Facts about Xanax
- 55 percent of nonmedical users acquired prescription painkillers (including Xanax) for free from a friend or relative
- 3 percent abused medications that were prescribed by their own doctor
- 4 percent bought them from a friend or relative
- 8 percent sneaked from a friend or relative
- Whereas only 4.4 percent bought them from a dealer.
- Seventy percent of teenagers battling a Xanax addiction acquired the drug from their family’s medicine cabinet.
- Emergency room visits owing to recreational abuse of Xanax escalated from 57,419 in 2005 to 124,902 in 2010.
- In 2013, 50 million prescriptions were written for Xanax, an increase from 38 million prescriptions in 2006.
- Prescription rates for Xanax have been at a steady increase of a 9 percent rate since 2008.
Withdrawal effects from Xanax
Although overdose can occur from Xanax, withdrawal from this medication can be deadly and therefore it is important to consult a medical professional if you are trying to wean yourself benzodiazepines.
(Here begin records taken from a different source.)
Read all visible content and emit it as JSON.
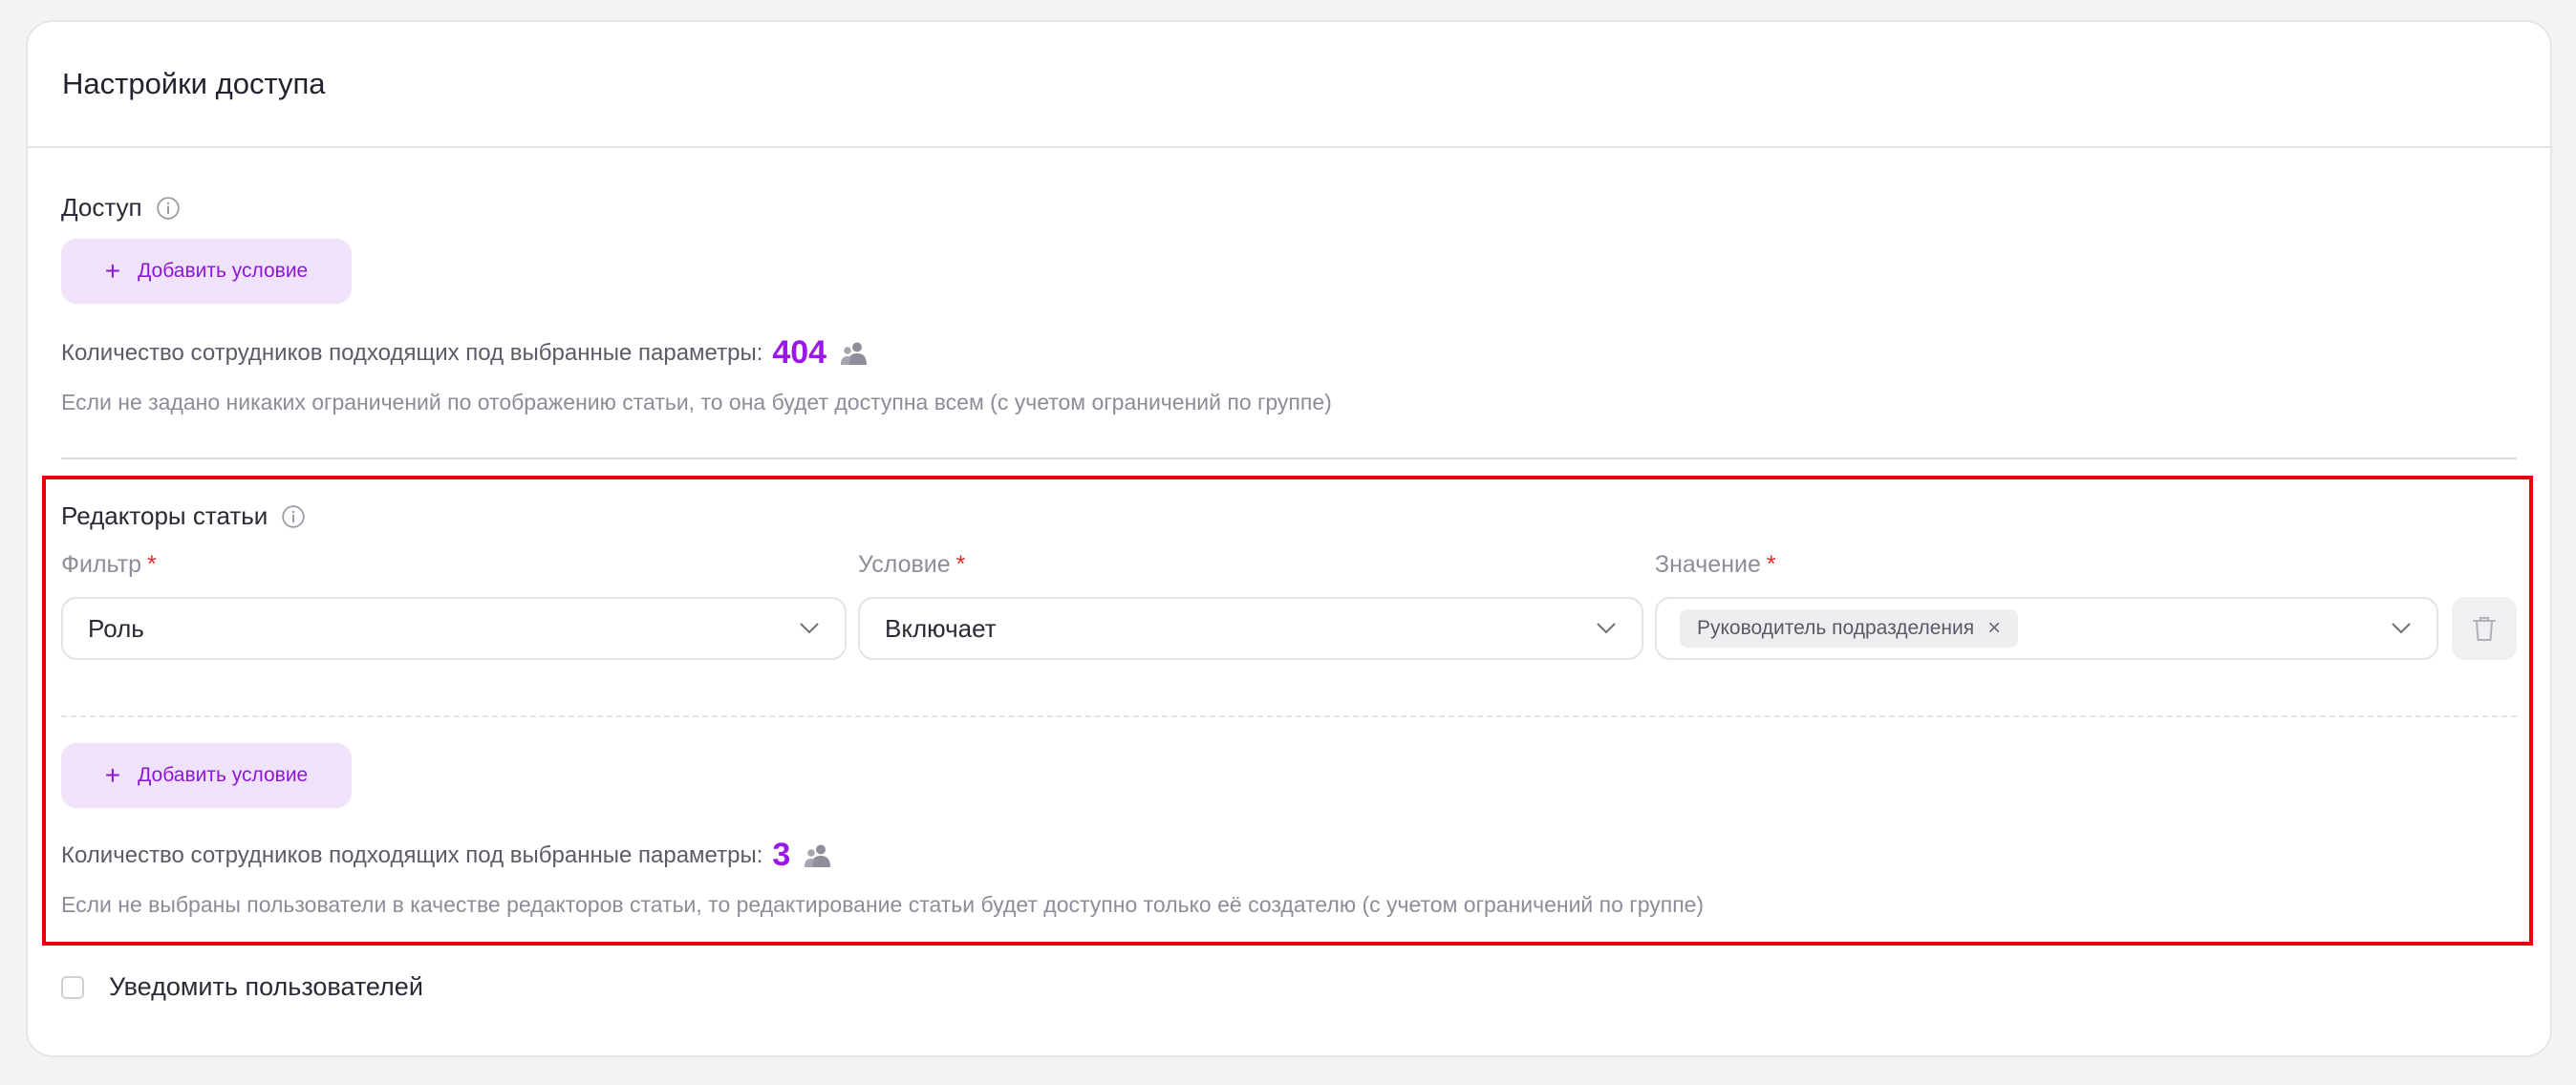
{
  "card": {
    "title": "Настройки доступа"
  },
  "access": {
    "label": "Доступ",
    "add_button": {
      "plus": "+",
      "label": "Добавить условие"
    },
    "count_text": "Количество сотрудников подходящих под выбранные параметры:",
    "count_value": "404",
    "hint": "Если не задано никаких ограничений по отображению статьи, то она будет доступна всем (с учетом ограничений по группе)"
  },
  "editors": {
    "label": "Редакторы статьи",
    "columns": {
      "filter": {
        "label": "Фильтр",
        "required": "*"
      },
      "condition": {
        "label": "Условие",
        "required": "*"
      },
      "value": {
        "label": "Значение",
        "required": "*"
      }
    },
    "row": {
      "filter": "Роль",
      "condition": "Включает",
      "value_chip": "Руководитель подразделения",
      "chip_remove": "×"
    },
    "add_button": {
      "plus": "+",
      "label": "Добавить условие"
    },
    "count_text": "Количество сотрудников подходящих под выбранные параметры:",
    "count_value": "3",
    "hint": "Если не выбраны пользователи в качестве редакторов статьи, то редактирование статьи будет доступно только её создателю (с учетом ограничений по группе)"
  },
  "notify": {
    "label": "Уведомить пользователей",
    "checked": false
  },
  "colors": {
    "accent": "#9b17e8",
    "button_bg": "#f1e2fb",
    "highlight": "#e6000f",
    "required": "#e52929"
  },
  "icons": [
    "info-icon",
    "plus-icon",
    "people-icon",
    "chevron-down-icon",
    "close-icon",
    "trash-icon"
  ]
}
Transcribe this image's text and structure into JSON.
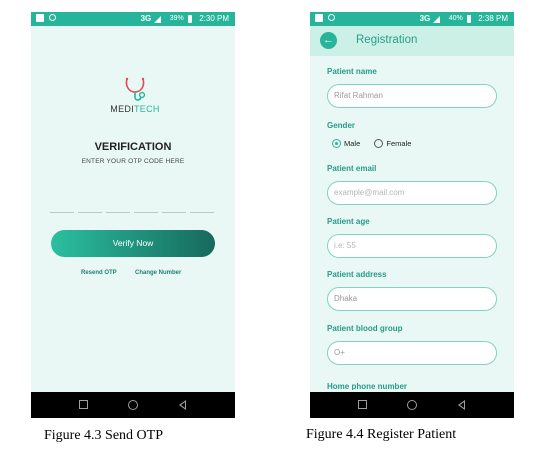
{
  "statusbar_left": {
    "network": "3G",
    "battery": "39%",
    "time": "2:30 PM"
  },
  "statusbar_right": {
    "network": "3G",
    "battery": "40%",
    "time": "2:38 PM"
  },
  "otp_screen": {
    "logo": {
      "part1": "MEDI",
      "part2": "TECH"
    },
    "title": "VERIFICATION",
    "subtitle": "ENTER YOUR OTP CODE HERE",
    "otp_digits": 6,
    "verify_button": "Verify Now",
    "resend_link": "Resend OTP",
    "change_number_link": "Change Number"
  },
  "register_screen": {
    "title": "Registration",
    "patient_name": {
      "label": "Patient name",
      "value": "Rifat Rahman"
    },
    "gender": {
      "label": "Gender",
      "options": [
        "Male",
        "Female"
      ],
      "selected": "Male"
    },
    "patient_email": {
      "label": "Patient email",
      "placeholder": "example@mail.com"
    },
    "patient_age": {
      "label": "Patient age",
      "placeholder": "i.e: 55"
    },
    "patient_address": {
      "label": "Patient address",
      "value": "Dhaka"
    },
    "blood_group": {
      "label": "Patient blood group",
      "value": "O+"
    },
    "home_phone": {
      "label": "Home phone number"
    }
  },
  "captions": {
    "left": "Figure 4.3 Send OTP",
    "right": "Figure 4.4 Register Patient"
  },
  "colors": {
    "accent": "#26b59b",
    "accent_dark": "#17695c",
    "screen_bg": "#e9f8f4"
  }
}
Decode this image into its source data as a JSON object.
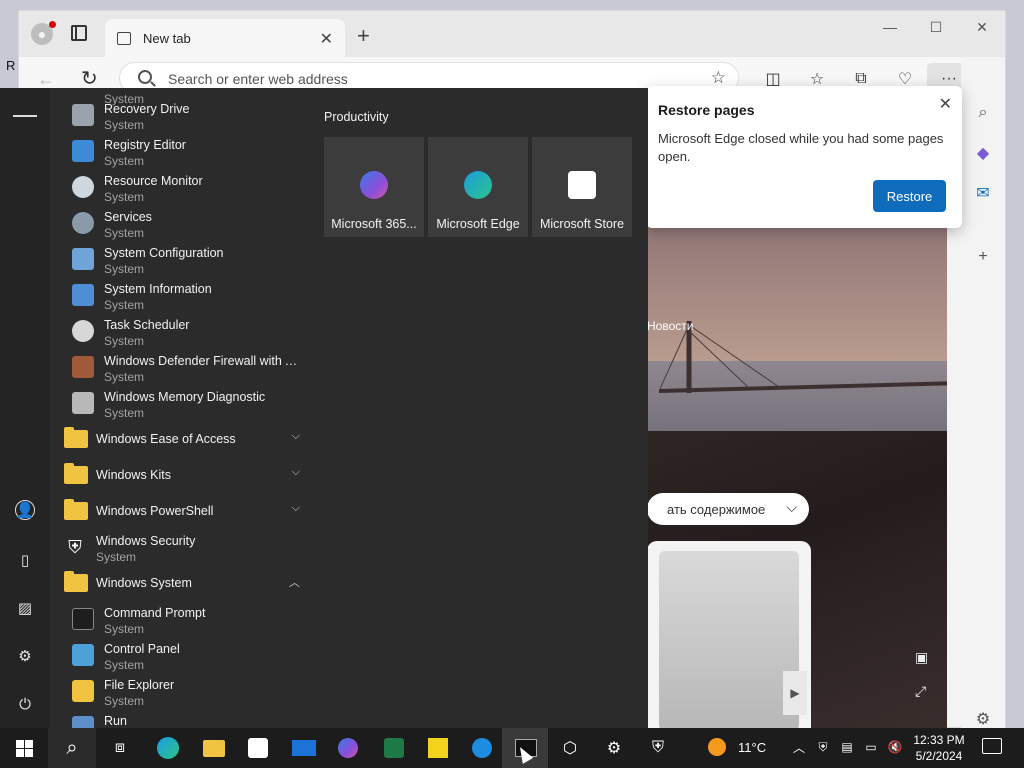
{
  "browser": {
    "tab_title": "New tab",
    "address_placeholder": "Search or enter web address",
    "content": {
      "news_label": "Новости",
      "language_pill": "ать содержимое"
    }
  },
  "restore_popup": {
    "title": "Restore pages",
    "message": "Microsoft Edge closed while you had some pages open.",
    "button": "Restore"
  },
  "start_menu": {
    "apps_top": [
      {
        "name": "Recovery Drive",
        "sub": "System",
        "icon_color": "#9aa3ad"
      },
      {
        "name": "Registry Editor",
        "sub": "System",
        "icon_color": "#3d8ad6"
      },
      {
        "name": "Resource Monitor",
        "sub": "System",
        "icon_color": "#cfd7df"
      },
      {
        "name": "Services",
        "sub": "System",
        "icon_color": "#8a9aa8"
      },
      {
        "name": "System Configuration",
        "sub": "System",
        "icon_color": "#6ea4d8"
      },
      {
        "name": "System Information",
        "sub": "System",
        "icon_color": "#4f8ed6"
      },
      {
        "name": "Task Scheduler",
        "sub": "System",
        "icon_color": "#d7d7d7"
      },
      {
        "name": "Windows Defender Firewall with Ad...",
        "sub": "System",
        "icon_color": "#a05a3a"
      },
      {
        "name": "Windows Memory Diagnostic",
        "sub": "System",
        "icon_color": "#b8b8b8"
      }
    ],
    "folders": {
      "ease_of_access": "Windows Ease of Access",
      "kits": "Windows Kits",
      "powershell": "Windows PowerShell",
      "system": "Windows System"
    },
    "windows_security": {
      "name": "Windows Security",
      "sub": "System"
    },
    "system_apps": [
      {
        "name": "Command Prompt",
        "sub": "System",
        "icon_color": "#1e1e1e"
      },
      {
        "name": "Control Panel",
        "sub": "System",
        "icon_color": "#4ea0d8"
      },
      {
        "name": "File Explorer",
        "sub": "System",
        "icon_color": "#f0c341"
      },
      {
        "name": "Run",
        "sub": "",
        "icon_color": "#5d8fc9"
      }
    ],
    "productivity_title": "Productivity",
    "tiles": [
      {
        "label": "Microsoft 365...",
        "color": "#5b6ee0"
      },
      {
        "label": "Microsoft Edge",
        "color": "#1b9de0"
      },
      {
        "label": "Microsoft Store",
        "color": "#ffffff"
      }
    ]
  },
  "taskbar": {
    "temperature": "11°C",
    "time": "12:33 PM",
    "date": "5/2/2024"
  }
}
Like alcohol, the immediate cessation from benzodiazepines can result in seizures and therefore a slow taper must be initiated. Common withdrawal effects include increased heart rate and blood pressure, agitation, and seizures.
Treatment for Xanax addiction
Xanax addiction, like alcohol, is usually treated with a slow taper of benzodiazepines to prevent seizures. Fumazenil (Romazicon) is a specific antidote for benzodiazepine toxicity however when used in acute overdose its potential risks may outweigh the benefits and therefore this medication remains controversial. Depending on the severity of the addiction and if there are co-occurring mental health conditions present, the duration and level of care may vary from inpatient hospitalization to outpatient therapy. Psychotherapy is needed in order to address the underlying behaviors leading to the addiction and to teach individual’s self-care and how to control their triggers and cravings.